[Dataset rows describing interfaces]
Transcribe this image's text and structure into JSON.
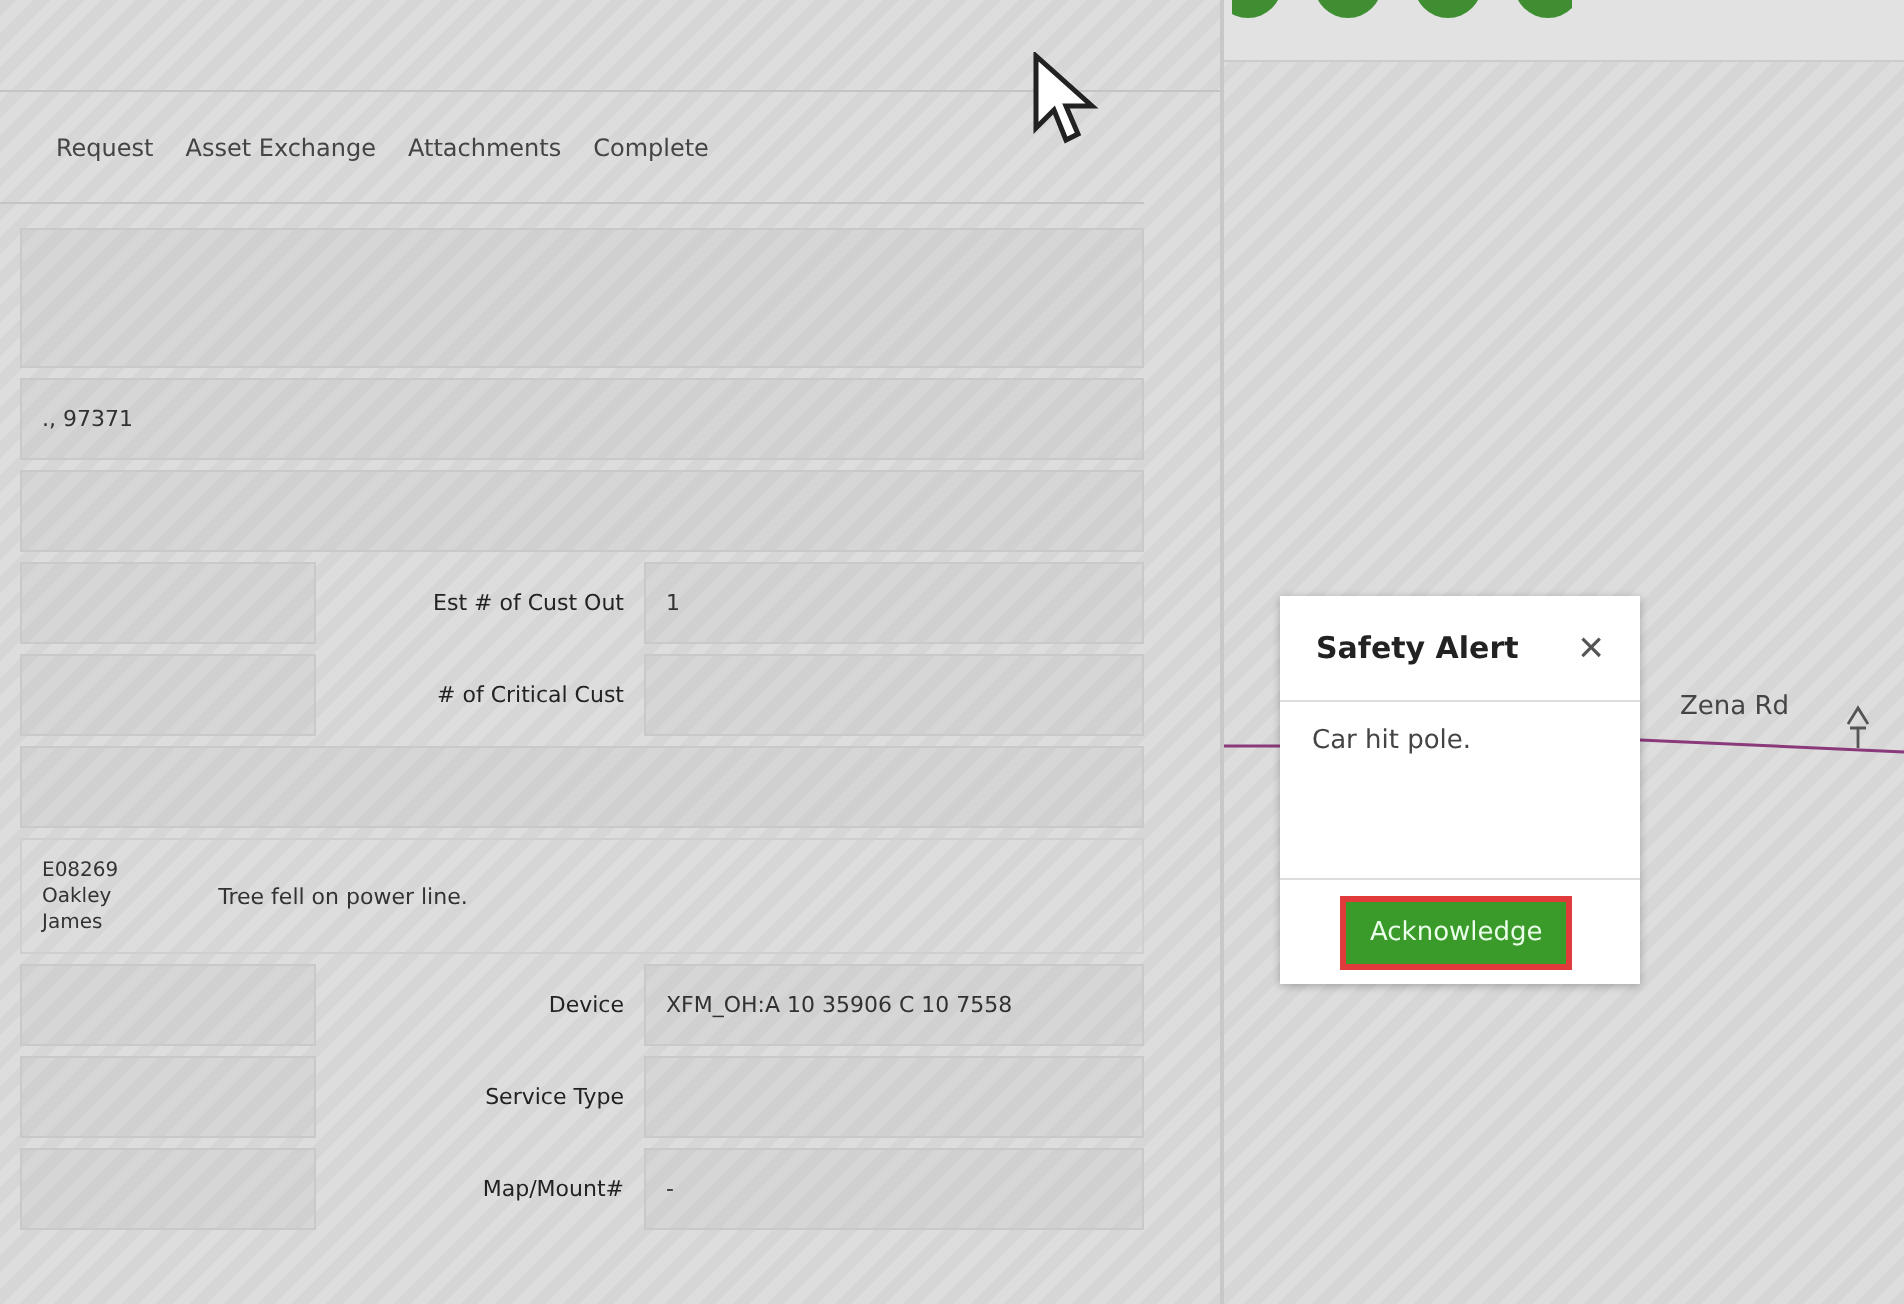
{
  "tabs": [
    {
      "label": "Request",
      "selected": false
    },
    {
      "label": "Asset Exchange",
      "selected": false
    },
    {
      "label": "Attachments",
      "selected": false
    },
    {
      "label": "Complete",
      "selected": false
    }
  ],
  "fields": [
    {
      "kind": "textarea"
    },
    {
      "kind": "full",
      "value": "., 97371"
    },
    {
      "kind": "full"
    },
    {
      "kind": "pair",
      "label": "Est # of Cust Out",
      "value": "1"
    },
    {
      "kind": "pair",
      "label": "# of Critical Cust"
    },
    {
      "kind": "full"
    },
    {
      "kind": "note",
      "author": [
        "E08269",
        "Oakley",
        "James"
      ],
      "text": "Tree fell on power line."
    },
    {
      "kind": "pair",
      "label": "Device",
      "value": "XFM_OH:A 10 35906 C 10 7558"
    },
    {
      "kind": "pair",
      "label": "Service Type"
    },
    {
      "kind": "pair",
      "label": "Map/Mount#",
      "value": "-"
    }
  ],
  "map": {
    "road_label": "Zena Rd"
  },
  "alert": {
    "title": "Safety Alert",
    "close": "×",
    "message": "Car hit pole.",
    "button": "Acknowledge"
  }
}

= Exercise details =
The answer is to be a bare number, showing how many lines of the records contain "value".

= Written solution =
4